Over the decades I’ve been living here in Israel I’ve heard many immigrants complaining that they have trouble with, and don’t see the point, in the Israeli custom of combining Memorial and Independence Days, into a two day extravaganza of mourning and celebrations. They find it difficult to quickly transition from the very depressing programs and events on Soldiers and Terror Victims Memorial Day to the great festivities on Israeli Independence Day.
I, on the other hand, consider this and the entire Jewish Holiday season from Passover to Shavuot, including restrictions while Counting the Omer, to be meaningful and very suited to Jewish Values. And in all honesty, I have no problems transitioning from mourning to celebration, even though I certainly knew people who had been killed.

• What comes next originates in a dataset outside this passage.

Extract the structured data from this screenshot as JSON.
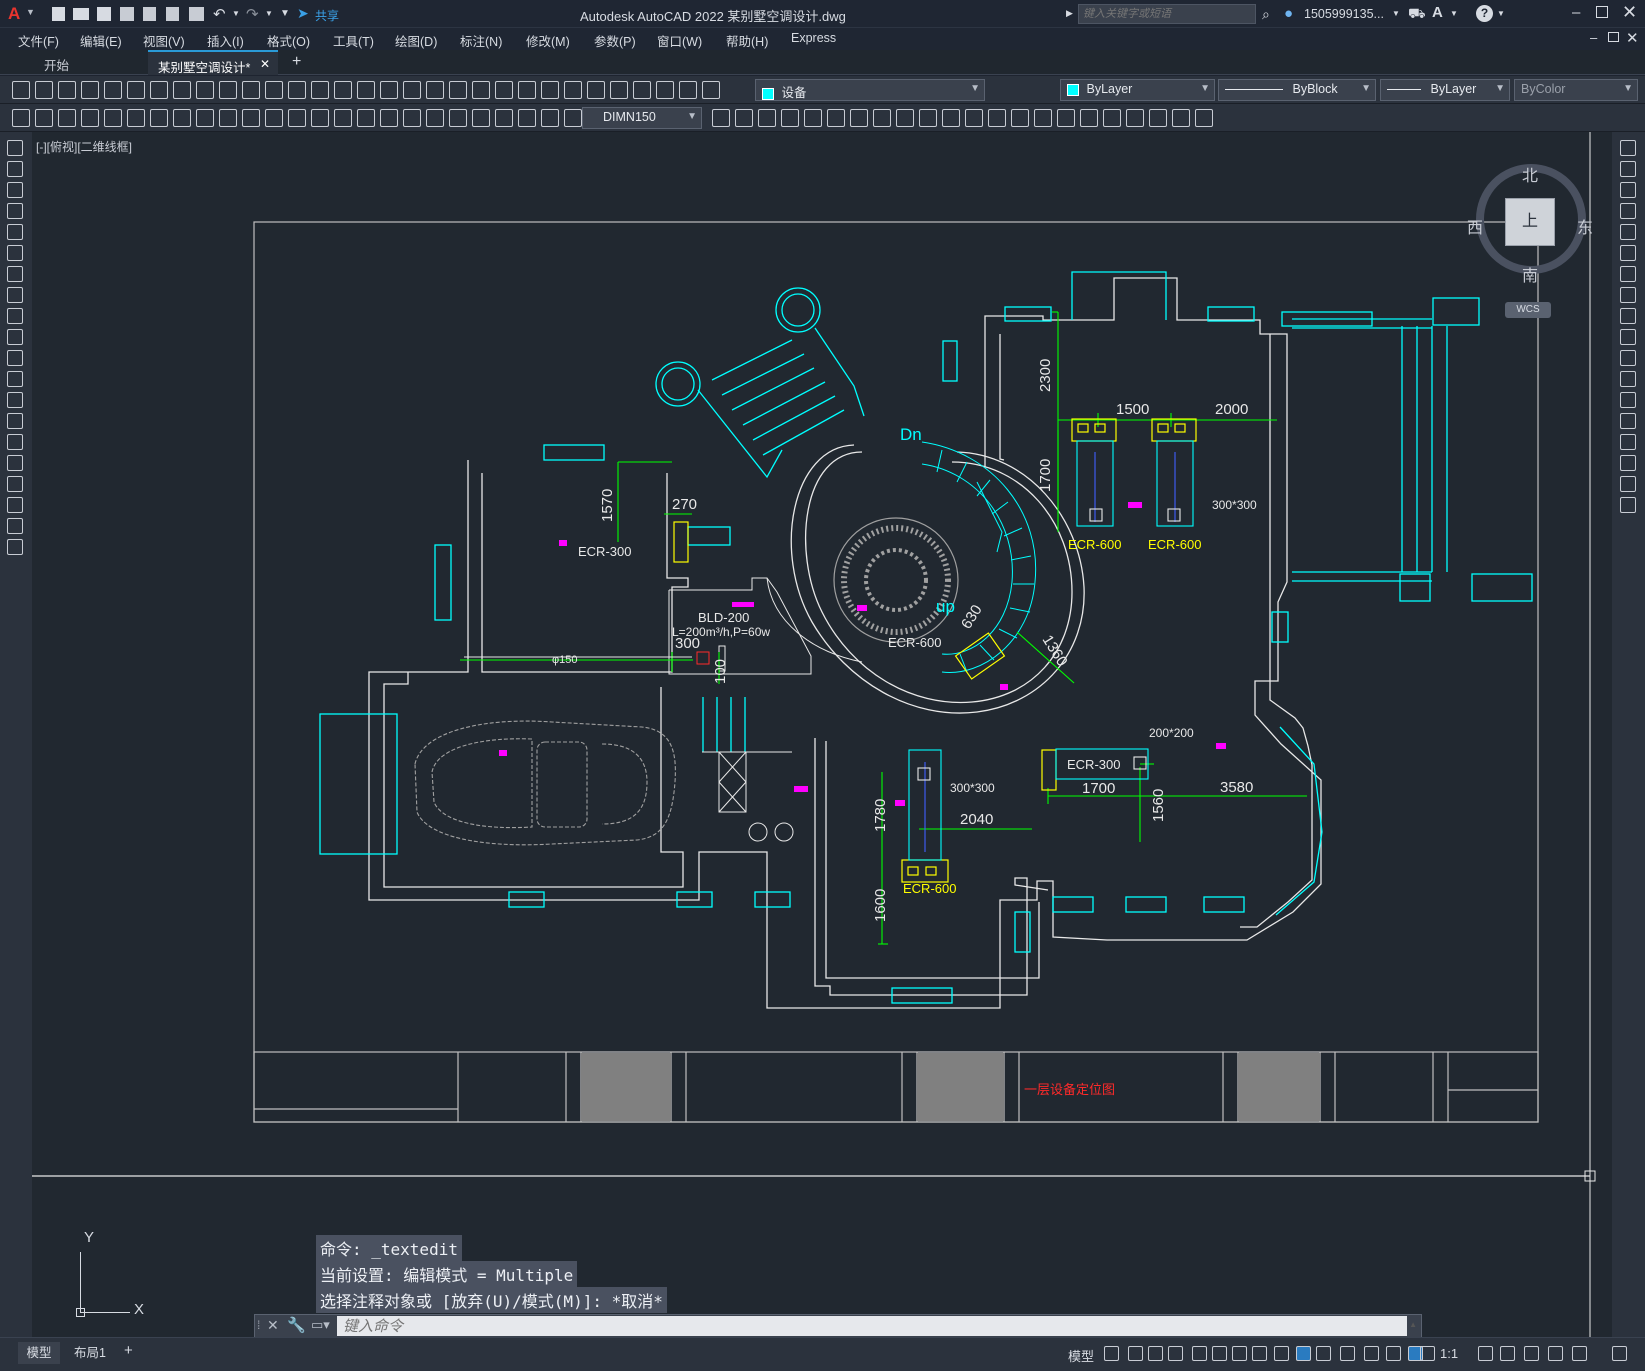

Starting with the Passover Seder, reading the Haggada, since the mitzvah, commandment is to “tell,” the meaning of the word Haggada, we must make sure that our children understand what happened and from where we came. Placing Memorial Day just before Independence Day is exactly that. We should never let anyone think that our Independence came in a vacuum, or because of a vote in the United Nations or a “simple” miracle from Gd or without paying a high price of precious lives. And they shouldn’t think that we’ve finished paying, and suffering losses, because our enemies are still fighting us and attempting to delegitimatize us.

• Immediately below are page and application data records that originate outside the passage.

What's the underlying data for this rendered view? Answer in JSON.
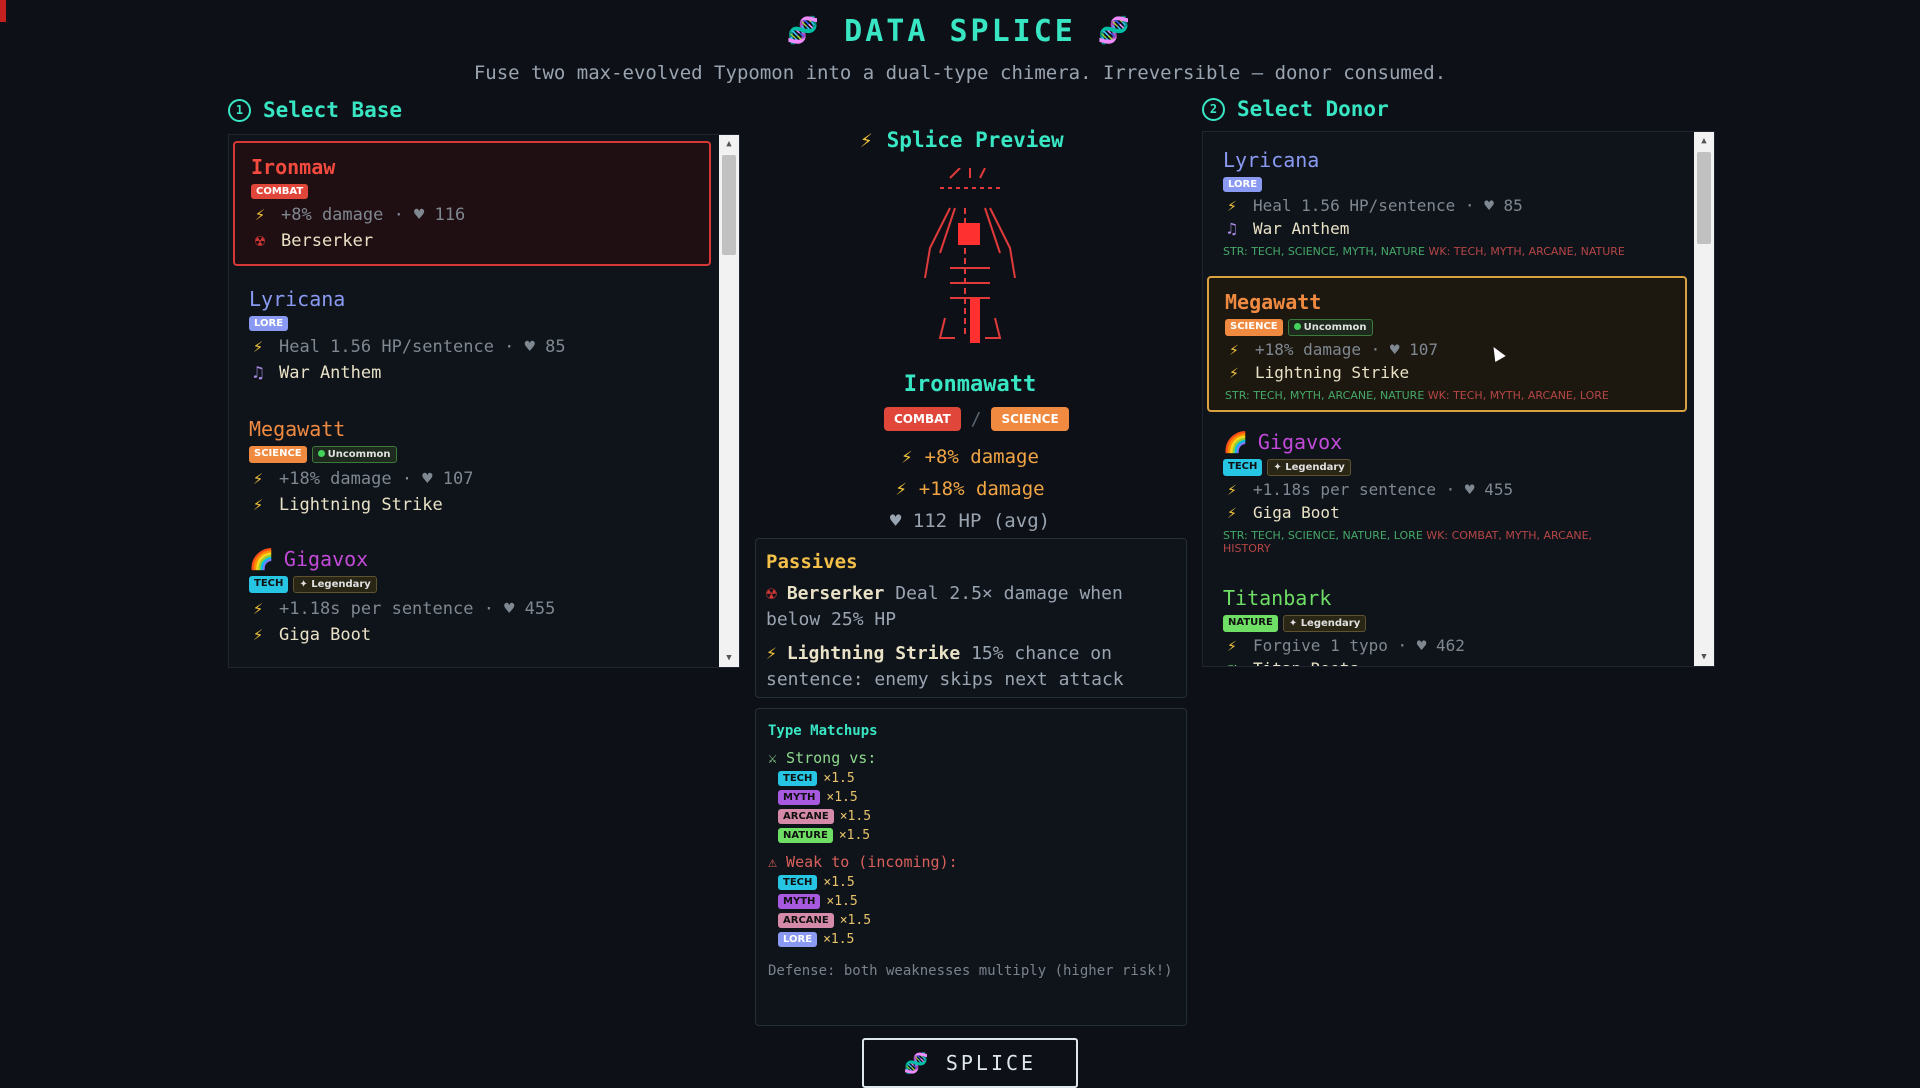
{
  "header": {
    "title": "DATA SPLICE",
    "subtitle": "Fuse two max-evolved Typomon into a dual-type chimera. Irreversible — donor consumed."
  },
  "base": {
    "heading": "Select Base",
    "step": "1",
    "cards": [
      {
        "name": "Ironmaw",
        "type": "COMBAT",
        "stat": "+8% damage · ♥ 116",
        "skill": "Berserker",
        "selected": true
      },
      {
        "name": "Lyricana",
        "type": "LORE",
        "stat": "Heal 1.56 HP/sentence · ♥ 85",
        "skill": "War Anthem"
      },
      {
        "name": "Megawatt",
        "type": "SCIENCE",
        "rarity": "Uncommon",
        "stat": "+18% damage · ♥ 107",
        "skill": "Lightning Strike"
      },
      {
        "name": "Gigavox",
        "type": "TECH",
        "rarity": "Legendary",
        "stat": "+1.18s per sentence · ♥ 455",
        "skill": "Giga Boot"
      }
    ]
  },
  "donor": {
    "heading": "Select Donor",
    "step": "2",
    "cards": [
      {
        "name": "Lyricana",
        "type": "LORE",
        "stat": "Heal 1.56 HP/sentence · ♥ 85",
        "skill": "War Anthem",
        "str": "STR: TECH, SCIENCE, MYTH, NATURE",
        "wk": "WK: TECH, MYTH, ARCANE, NATURE"
      },
      {
        "name": "Megawatt",
        "type": "SCIENCE",
        "rarity": "Uncommon",
        "stat": "+18% damage · ♥ 107",
        "skill": "Lightning Strike",
        "str": "STR: TECH, MYTH, ARCANE, NATURE",
        "wk": "WK: TECH, MYTH, ARCANE, LORE",
        "selected": true
      },
      {
        "name": "Gigavox",
        "type": "TECH",
        "rarity": "Legendary",
        "stat": "+1.18s per sentence · ♥ 455",
        "skill": "Giga Boot",
        "str": "STR: TECH, SCIENCE, NATURE, LORE",
        "wk": "WK: COMBAT, MYTH, ARCANE,",
        "wk2": "HISTORY"
      },
      {
        "name": "Titanbark",
        "type": "NATURE",
        "rarity": "Legendary",
        "stat": "Forgive 1 typo · ♥ 462",
        "skill": "Titan Roots"
      }
    ]
  },
  "preview": {
    "heading": "Splice Preview",
    "name": "Ironmawatt",
    "type1": "COMBAT",
    "type2": "SCIENCE",
    "effect1": "+8% damage",
    "effect2": "+18% damage",
    "hp": "♥ 112 HP (avg)",
    "passives_title": "Passives",
    "passives": [
      {
        "name": "Berserker",
        "desc": "Deal 2.5× damage when below 25% HP"
      },
      {
        "name": "Lightning Strike",
        "desc": "15% chance on sentence: enemy skips next attack"
      }
    ],
    "matchups_title": "Type Matchups",
    "strong_label": "⚔ Strong vs:",
    "strong": [
      {
        "type": "TECH",
        "mult": "×1.5"
      },
      {
        "type": "MYTH",
        "mult": "×1.5"
      },
      {
        "type": "ARCANE",
        "mult": "×1.5"
      },
      {
        "type": "NATURE",
        "mult": "×1.5"
      }
    ],
    "weak_label": "⚠ Weak to (incoming):",
    "weak": [
      {
        "type": "TECH",
        "mult": "×1.5"
      },
      {
        "type": "MYTH",
        "mult": "×1.5"
      },
      {
        "type": "ARCANE",
        "mult": "×1.5"
      },
      {
        "type": "LORE",
        "mult": "×1.5"
      }
    ],
    "defense_note": "Defense: both weaknesses multiply (higher risk!)"
  },
  "splice_button": "SPLICE",
  "colors": {
    "accent": "#39e6c4",
    "base_sel": "#d63838",
    "donor_sel": "#d9a23f"
  }
}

Our Independence Day celebrations honor those who were killed. By celebrating we are saying that they didn’t die in vain, and that our enemies will not defeat us, not militarily and not psychologically. We are strong and living the two thousand year old dream of the Jewish People to return to Our Land and be independent once again, Gd willing.